■ DATA:
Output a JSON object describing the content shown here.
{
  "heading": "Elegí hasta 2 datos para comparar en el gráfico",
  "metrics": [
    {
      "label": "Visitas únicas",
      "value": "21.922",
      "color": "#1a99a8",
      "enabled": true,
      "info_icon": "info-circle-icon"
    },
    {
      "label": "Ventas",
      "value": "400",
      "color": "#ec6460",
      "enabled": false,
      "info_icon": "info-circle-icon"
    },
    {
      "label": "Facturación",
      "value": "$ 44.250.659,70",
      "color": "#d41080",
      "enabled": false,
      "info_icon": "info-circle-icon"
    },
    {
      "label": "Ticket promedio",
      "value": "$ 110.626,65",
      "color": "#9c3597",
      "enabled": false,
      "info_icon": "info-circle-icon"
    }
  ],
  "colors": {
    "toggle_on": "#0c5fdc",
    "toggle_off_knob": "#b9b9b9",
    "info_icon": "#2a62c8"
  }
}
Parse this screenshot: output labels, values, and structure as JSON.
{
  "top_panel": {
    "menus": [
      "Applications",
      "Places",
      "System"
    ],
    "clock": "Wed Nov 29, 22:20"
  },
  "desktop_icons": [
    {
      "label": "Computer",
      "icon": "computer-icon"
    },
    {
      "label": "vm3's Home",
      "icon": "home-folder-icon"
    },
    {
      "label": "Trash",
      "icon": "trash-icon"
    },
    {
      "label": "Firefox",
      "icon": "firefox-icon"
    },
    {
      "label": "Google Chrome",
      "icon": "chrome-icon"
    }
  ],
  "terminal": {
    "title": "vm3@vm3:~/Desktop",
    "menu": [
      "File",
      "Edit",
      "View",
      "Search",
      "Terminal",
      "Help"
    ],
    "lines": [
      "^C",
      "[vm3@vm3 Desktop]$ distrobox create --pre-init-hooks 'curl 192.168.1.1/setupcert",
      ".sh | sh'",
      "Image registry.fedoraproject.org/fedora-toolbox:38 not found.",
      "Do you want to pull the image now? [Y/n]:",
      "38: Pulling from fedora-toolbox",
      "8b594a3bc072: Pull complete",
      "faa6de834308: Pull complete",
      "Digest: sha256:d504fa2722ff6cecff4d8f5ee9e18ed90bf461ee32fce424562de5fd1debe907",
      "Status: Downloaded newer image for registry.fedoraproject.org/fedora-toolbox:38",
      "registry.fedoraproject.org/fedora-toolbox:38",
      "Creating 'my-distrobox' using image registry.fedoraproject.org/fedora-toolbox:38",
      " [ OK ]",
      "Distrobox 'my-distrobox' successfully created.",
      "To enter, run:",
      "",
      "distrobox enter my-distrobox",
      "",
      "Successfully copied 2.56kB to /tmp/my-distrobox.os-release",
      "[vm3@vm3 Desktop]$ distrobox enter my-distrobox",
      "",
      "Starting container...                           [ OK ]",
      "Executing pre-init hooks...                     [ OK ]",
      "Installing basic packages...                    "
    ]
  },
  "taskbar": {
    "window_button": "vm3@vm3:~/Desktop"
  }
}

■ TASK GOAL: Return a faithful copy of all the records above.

■ ANSWER SPACE:
Output a JSON object describing the content shown here.
{
  "heading": "Elegí hasta 2 datos para comparar en el gráfico",
  "metrics": [
    {
      "label": "Visitas únicas",
      "value": "21.922",
      "color": "#1a99a8",
      "enabled": true,
      "info_icon": "info-circle-icon"
    },
    {
      "label": "Ventas",
      "value": "400",
      "color": "#ec6460",
      "enabled": false,
      "info_icon": "info-circle-icon"
    },
    {
      "label": "Facturación",
      "value": "$ 44.250.659,70",
      "color": "#d41080",
      "enabled": false,
      "info_icon": "info-circle-icon"
    },
    {
      "label": "Ticket promedio",
      "value": "$ 110.626,65",
      "color": "#9c3597",
      "enabled": false,
      "info_icon": "info-circle-icon"
    }
  ],
  "colors": {
    "toggle_on": "#0c5fdc",
    "toggle_off_knob": "#b9b9b9",
    "info_icon": "#2a62c8"
  }
}
Parse this screenshot: output labels, values, and structure as JSON.
{
  "top_panel": {
    "menus": [
      "Applications",
      "Places",
      "System"
    ],
    "clock": "Wed Nov 29, 22:20"
  },
  "desktop_icons": [
    {
      "label": "Computer",
      "icon": "computer-icon"
    },
    {
      "label": "vm3's Home",
      "icon": "home-folder-icon"
    },
    {
      "label": "Trash",
      "icon": "trash-icon"
    },
    {
      "label": "Firefox",
      "icon": "firefox-icon"
    },
    {
      "label": "Google Chrome",
      "icon": "chrome-icon"
    }
  ],
  "terminal": {
    "title": "vm3@vm3:~/Desktop",
    "menu": [
      "File",
      "Edit",
      "View",
      "Search",
      "Terminal",
      "Help"
    ],
    "lines": [
      "^C",
      "[vm3@vm3 Desktop]$ distrobox create --pre-init-hooks 'curl 192.168.1.1/setupcert",
      ".sh | sh'",
      "Image registry.fedoraproject.org/fedora-toolbox:38 not found.",
      "Do you want to pull the image now? [Y/n]:",
      "38: Pulling from fedora-toolbox",
      "8b594a3bc072: Pull complete",
      "faa6de834308: Pull complete",
      "Digest: sha256:d504fa2722ff6cecff4d8f5ee9e18ed90bf461ee32fce424562de5fd1debe907",
      "Status: Downloaded newer image for registry.fedoraproject.org/fedora-toolbox:38",
      "registry.fedoraproject.org/fedora-toolbox:38",
      "Creating 'my-distrobox' using image registry.fedoraproject.org/fedora-toolbox:38",
      " [ OK ]",
      "Distrobox 'my-distrobox' successfully created.",
      "To enter, run:",
      "",
      "distrobox enter my-distrobox",
      "",
      "Successfully copied 2.56kB to /tmp/my-distrobox.os-release",
      "[vm3@vm3 Desktop]$ distrobox enter my-distrobox",
      "",
      "Starting container...                           [ OK ]",
      "Executing pre-init hooks...                     [ OK ]",
      "Installing basic packages...                    "
    ]
  },
  "taskbar": {
    "window_button": "vm3@vm3:~/Desktop"
  }
}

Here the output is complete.